The visualisation will help ‘teachers trying to familiarize students with the issues of martyrdom of Polish children during World War II.’
Artur Ossowski from the Institute said: ‘Based on court materials, aerial photographs and testimonies of witnesses, the appearance of the German camp has been recreated.
‘The visualization will help to better understand the nature of the camp and will be a tool for teachers trying to familiarize students with the issues of martyrdom of Polish children during World War II.’
‘Its layout, the shape of buildings and barracks have been reproduced, prisoners’ testimonies were added and linked to the right places.’
Podolska-Płocka told The First News: ‘What is very sad is that these children were not treated as victims. They were told they had not been in a concentration camp so it was nothing. They had to fight for many years to be treated as victims.
‘Many of them were too young to know their own identities and some never managed to find out who they were.’
The camp ran until the end of German occupation on January 19 1945 and around 800 child prisoners were discovered inside when the gates opened.
Much of the camp has since been rebuilt and turned into flats. Some original buildings including workshops and the commandant buildings remain, though these have also been converted into accommodation.
This was reserved for children who wet the bed. Barbaric camp conditions meant children were forced to sleep in their soiled clothes on rotting wooden planks
Children who continued to wet the bed were taken to block 8, shown above in WWII photos and an interactive map, where they were savagely flogged. They had their straw bedding taken away and were woken up every two hours as a form of punishment
New arrivals were placed in here and held in quarantine. The block was also used to house the sickest children, which Sydonia Bayer was responsible for watching over
The isolation block was tucked away in the corner of the camp as shown in the map above
As many as 73 children were crammed into the tiny Haus II building, recreated above
Aerial photographs were used by researchers as they spent hours recreating the camp for an interactive visualisation. Above, Haus II is highlight
Many of the children died of starvation, cold and emaciation, especially during the typhus epidemic that broke out in late 1942 and early 1943

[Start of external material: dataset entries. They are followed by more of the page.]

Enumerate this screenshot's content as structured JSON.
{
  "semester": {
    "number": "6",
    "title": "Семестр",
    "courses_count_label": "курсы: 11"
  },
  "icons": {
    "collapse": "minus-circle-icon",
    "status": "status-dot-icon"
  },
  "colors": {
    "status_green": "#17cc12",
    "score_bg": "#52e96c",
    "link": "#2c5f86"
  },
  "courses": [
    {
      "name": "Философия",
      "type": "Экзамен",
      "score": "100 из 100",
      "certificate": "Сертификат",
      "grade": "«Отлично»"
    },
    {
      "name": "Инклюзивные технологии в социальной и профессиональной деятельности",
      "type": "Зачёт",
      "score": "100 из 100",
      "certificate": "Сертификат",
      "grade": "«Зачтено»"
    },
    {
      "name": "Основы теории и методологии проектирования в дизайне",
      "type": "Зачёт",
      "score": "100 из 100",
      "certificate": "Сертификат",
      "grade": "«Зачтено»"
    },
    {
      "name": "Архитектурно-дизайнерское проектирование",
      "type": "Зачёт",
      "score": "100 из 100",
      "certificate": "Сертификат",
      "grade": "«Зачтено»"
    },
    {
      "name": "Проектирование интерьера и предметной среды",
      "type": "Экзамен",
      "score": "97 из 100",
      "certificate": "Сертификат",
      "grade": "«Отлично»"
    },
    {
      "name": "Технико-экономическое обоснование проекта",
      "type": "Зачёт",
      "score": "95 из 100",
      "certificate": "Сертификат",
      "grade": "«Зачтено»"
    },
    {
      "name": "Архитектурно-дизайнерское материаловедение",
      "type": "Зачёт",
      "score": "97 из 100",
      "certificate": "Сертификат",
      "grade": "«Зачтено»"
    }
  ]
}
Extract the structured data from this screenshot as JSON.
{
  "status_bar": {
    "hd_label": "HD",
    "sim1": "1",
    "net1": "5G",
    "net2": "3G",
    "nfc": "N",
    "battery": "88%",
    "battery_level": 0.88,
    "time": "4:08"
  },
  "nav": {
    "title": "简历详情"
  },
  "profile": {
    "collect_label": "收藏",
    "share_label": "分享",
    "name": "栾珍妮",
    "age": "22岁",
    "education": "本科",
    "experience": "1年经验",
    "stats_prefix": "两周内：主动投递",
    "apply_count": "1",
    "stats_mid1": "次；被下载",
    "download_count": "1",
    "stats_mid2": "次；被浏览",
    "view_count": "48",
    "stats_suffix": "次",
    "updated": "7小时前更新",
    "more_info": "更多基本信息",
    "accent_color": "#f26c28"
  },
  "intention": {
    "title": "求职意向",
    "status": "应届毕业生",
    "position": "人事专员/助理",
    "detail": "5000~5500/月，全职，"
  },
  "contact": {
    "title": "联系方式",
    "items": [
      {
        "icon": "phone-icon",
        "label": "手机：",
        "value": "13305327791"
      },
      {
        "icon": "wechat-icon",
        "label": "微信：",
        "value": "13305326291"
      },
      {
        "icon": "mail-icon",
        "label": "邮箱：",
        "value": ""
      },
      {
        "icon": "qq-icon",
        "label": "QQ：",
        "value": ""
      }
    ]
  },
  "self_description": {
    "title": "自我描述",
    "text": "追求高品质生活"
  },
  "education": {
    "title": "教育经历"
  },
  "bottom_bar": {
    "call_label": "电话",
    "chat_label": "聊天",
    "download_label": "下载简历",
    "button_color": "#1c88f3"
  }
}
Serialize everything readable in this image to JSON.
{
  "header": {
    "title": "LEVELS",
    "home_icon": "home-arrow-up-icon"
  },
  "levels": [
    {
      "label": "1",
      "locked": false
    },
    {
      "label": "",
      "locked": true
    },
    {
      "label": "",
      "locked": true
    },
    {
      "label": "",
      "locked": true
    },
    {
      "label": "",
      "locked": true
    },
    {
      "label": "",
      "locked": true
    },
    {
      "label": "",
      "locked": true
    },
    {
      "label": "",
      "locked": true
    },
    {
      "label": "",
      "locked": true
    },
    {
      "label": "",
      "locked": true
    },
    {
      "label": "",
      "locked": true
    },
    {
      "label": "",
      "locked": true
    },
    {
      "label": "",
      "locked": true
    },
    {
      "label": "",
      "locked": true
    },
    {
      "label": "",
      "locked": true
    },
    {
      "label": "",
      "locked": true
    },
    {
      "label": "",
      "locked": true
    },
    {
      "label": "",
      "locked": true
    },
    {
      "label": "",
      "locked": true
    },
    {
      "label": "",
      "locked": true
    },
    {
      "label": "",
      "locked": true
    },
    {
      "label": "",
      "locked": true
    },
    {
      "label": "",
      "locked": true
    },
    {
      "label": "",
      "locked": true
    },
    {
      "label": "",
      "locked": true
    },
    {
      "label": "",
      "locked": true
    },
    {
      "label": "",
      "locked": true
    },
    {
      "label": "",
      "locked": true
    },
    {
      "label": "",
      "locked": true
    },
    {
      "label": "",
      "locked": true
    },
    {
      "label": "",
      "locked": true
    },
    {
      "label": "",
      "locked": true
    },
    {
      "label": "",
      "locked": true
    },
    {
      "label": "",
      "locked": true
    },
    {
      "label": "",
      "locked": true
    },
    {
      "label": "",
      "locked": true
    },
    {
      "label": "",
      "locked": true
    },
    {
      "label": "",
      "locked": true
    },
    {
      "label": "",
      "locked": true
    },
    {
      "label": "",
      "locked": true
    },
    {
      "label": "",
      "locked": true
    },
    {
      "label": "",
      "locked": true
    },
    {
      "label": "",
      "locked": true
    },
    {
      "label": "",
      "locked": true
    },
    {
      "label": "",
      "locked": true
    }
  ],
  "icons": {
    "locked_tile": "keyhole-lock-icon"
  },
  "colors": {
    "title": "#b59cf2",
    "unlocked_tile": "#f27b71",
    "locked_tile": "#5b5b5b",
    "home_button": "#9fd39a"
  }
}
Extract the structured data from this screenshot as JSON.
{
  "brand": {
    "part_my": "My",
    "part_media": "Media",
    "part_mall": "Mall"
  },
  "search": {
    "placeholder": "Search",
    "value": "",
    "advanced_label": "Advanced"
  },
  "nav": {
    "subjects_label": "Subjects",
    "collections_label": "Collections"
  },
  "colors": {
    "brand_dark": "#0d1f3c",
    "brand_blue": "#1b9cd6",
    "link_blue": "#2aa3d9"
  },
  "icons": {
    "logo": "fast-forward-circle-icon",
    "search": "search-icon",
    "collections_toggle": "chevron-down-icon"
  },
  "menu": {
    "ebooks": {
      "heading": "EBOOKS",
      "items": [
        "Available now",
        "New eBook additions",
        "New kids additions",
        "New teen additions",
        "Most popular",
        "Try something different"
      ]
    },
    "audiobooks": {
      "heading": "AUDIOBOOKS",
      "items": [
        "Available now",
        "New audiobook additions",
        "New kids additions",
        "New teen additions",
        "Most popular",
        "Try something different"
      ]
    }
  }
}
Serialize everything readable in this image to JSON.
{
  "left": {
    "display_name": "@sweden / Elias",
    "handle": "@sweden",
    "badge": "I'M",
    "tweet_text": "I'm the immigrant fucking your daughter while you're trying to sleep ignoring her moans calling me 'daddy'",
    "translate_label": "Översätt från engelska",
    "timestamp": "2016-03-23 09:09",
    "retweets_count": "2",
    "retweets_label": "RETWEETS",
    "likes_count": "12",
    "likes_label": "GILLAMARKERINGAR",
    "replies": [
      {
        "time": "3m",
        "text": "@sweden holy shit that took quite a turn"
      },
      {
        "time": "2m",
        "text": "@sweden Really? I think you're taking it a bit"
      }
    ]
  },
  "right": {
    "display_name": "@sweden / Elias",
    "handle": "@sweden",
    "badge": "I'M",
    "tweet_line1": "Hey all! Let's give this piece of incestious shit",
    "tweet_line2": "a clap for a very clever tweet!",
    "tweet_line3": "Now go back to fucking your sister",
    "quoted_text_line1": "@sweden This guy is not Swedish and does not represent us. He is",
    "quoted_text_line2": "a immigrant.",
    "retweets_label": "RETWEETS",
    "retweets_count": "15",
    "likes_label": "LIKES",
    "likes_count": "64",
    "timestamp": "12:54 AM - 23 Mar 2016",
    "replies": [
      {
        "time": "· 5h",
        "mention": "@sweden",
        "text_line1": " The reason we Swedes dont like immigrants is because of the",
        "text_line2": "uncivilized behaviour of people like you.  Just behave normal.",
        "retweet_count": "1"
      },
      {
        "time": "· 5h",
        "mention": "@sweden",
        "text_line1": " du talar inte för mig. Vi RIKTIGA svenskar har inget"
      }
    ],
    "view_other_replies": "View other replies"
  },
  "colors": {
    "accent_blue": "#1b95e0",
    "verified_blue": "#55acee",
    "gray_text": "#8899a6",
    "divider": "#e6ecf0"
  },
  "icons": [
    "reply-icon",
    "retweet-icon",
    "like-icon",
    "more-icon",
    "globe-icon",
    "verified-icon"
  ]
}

Most children in the camp were sons and daughters of what the Nazis called ‘dangerous bandits’ – men or women who belonged to the underground resistance movement, but children with mental and physical disabilities were also forced into the camps too. Above, the morgue is shown on an original aerial map and as highlighted in the recreated interactive version